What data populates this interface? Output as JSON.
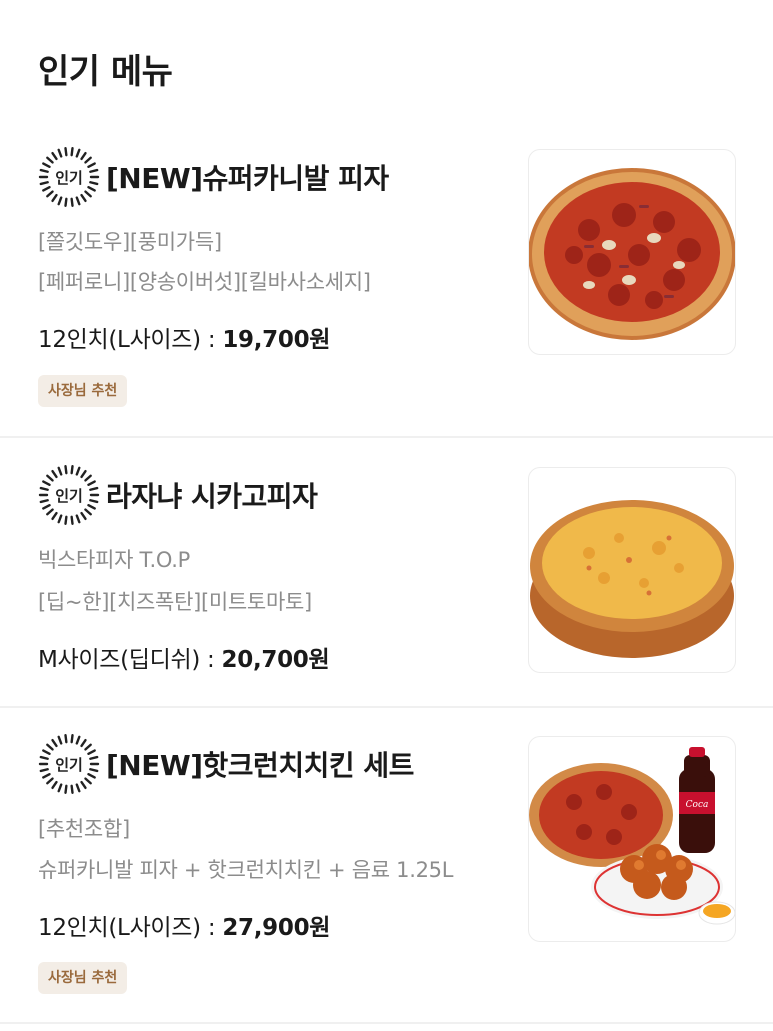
{
  "section": {
    "title": "인기 메뉴"
  },
  "popular_label": "인기",
  "items": [
    {
      "name": "[NEW]슈퍼카니발 피자",
      "desc": [
        "[쫄깃도우][풍미가득]",
        "[페퍼로니][양송이버섯][킬바사소세지]"
      ],
      "size_label": "12인치(L사이즈) : ",
      "price": "19,700원",
      "badge": "사장님 추천",
      "image_icon": "pizza-image"
    },
    {
      "name": "라자냐 시카고피자",
      "desc": [
        "빅스타피자 T.O.P",
        "[딥~한][치즈폭탄][미트토마토]"
      ],
      "size_label": "M사이즈(딥디쉬) : ",
      "price": "20,700원",
      "badge": "",
      "image_icon": "deep-dish-pizza-image"
    },
    {
      "name": "[NEW]핫크런치치킨 세트",
      "desc": [
        "[추천조합]",
        "슈퍼카니발 피자 + 핫크런치치킨 + 음료 1.25L"
      ],
      "size_label": "12인치(L사이즈) : ",
      "price": "27,900원",
      "badge": "사장님 추천",
      "image_icon": "pizza-chicken-cola-set-image"
    }
  ]
}
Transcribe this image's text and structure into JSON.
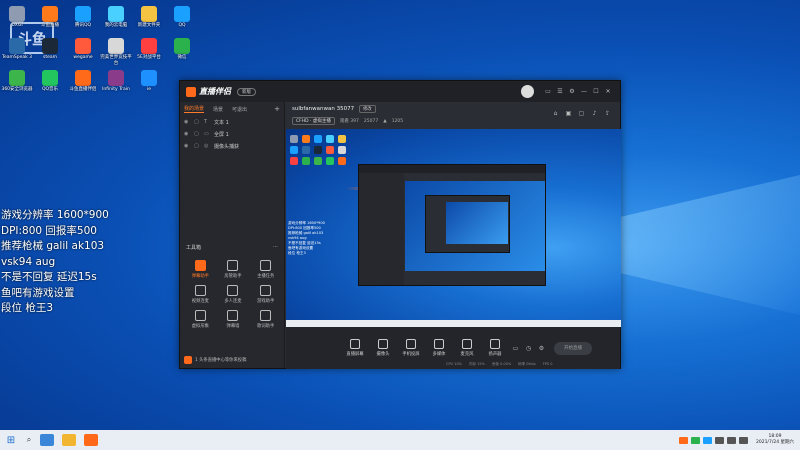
{
  "desktop": {
    "overlay_logo": "斗鱼",
    "icons": [
      {
        "label": "DXGI",
        "color": "#8e9bb0"
      },
      {
        "label": "斗鱼直播",
        "color": "#ff7a1a"
      },
      {
        "label": "腾讯QQ",
        "color": "#1aa1ff"
      },
      {
        "label": "我的云电脑",
        "color": "#4ad0ff"
      },
      {
        "label": "新建文件夹",
        "color": "#f5c342"
      },
      {
        "label": "QQ",
        "color": "#1aa1ff"
      },
      {
        "label": "TeamSpeak 3",
        "color": "#2b6aa8"
      },
      {
        "label": "steam",
        "color": "#1b2838"
      },
      {
        "label": "wegame",
        "color": "#ff5a3c"
      },
      {
        "label": "完美世界竞技平台",
        "color": "#d8d8d8"
      },
      {
        "label": "5E对战平台",
        "color": "#ff4040"
      },
      {
        "label": "微信",
        "color": "#2bb24c"
      },
      {
        "label": "360安全浏览器",
        "color": "#3cb54a"
      },
      {
        "label": "QQ音乐",
        "color": "#22c55e"
      },
      {
        "label": "斗鱼直播伴侣",
        "color": "#ff6a1a"
      },
      {
        "label": "Infinity Train",
        "color": "#8a3c8a"
      },
      {
        "label": "ie",
        "color": "#1e90ff"
      }
    ],
    "info_lines": [
      "游戏分辨率 1600*900",
      "DPI:800 回报率500",
      "推荐枪械 galil ak103",
      "vsk94 aug",
      "不是不回复 延迟15s",
      "鱼吧有游戏设置",
      "段位 枪王3"
    ]
  },
  "app": {
    "title": "直播伴侣",
    "version_pill": "新版",
    "window_controls": [
      "皮肤",
      "菜单",
      "设置",
      "最小化",
      "最大化",
      "关闭"
    ],
    "tabs": [
      "我的场景",
      "场景",
      "可退出"
    ],
    "scenes": [
      "文本 1",
      "全屏 1",
      "摄像头捕获"
    ],
    "tools_title": "工具箱",
    "tools": [
      {
        "label": "弹幕助手",
        "hot": true
      },
      {
        "label": "房管助手",
        "hot": false
      },
      {
        "label": "主播任务",
        "hot": false
      },
      {
        "label": "视频连麦",
        "hot": false
      },
      {
        "label": "多人连麦",
        "hot": false
      },
      {
        "label": "游戏助手",
        "hot": false
      },
      {
        "label": "虚拟形象",
        "hot": false
      },
      {
        "label": "弹幕墙",
        "hot": false
      },
      {
        "label": "歌词助手",
        "hot": false
      }
    ],
    "footer_note": "1 头条直播中心等你来投稿",
    "room": {
      "name": "sulbfanwanwan 35077",
      "edit_label": "修改",
      "category": "CFHD · 虚拟主播",
      "viewers": "观看 397",
      "hot": "25077",
      "gifts": "1205"
    },
    "controls": [
      "直播屏幕",
      "摄像头",
      "手机投屏",
      "多媒体",
      "麦克风",
      "扬声器"
    ],
    "go_live": "开始直播",
    "status": [
      "CPU 10%",
      "内存 15%",
      "丢帧 0.00%",
      "码率 0kb/s",
      "FPS 0"
    ]
  },
  "preview": {
    "text_lines": [
      "游戏分辨率 1600*900",
      "DPI:800 回报率500",
      "推荐枪械 galil ak103",
      "vsk94 aug",
      "不是不回复 延迟15s",
      "鱼吧有游戏设置",
      "段位 枪王3"
    ]
  },
  "taskbar": {
    "time": "18:09",
    "date": "2021/7/24 星期六"
  }
}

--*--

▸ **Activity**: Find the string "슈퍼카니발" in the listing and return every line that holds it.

▸ **Solution**:
      "name": "[NEW]슈퍼카니발 피자",
        "슈퍼카니발 피자 + 핫크런치치킨 + 음료 1.25L"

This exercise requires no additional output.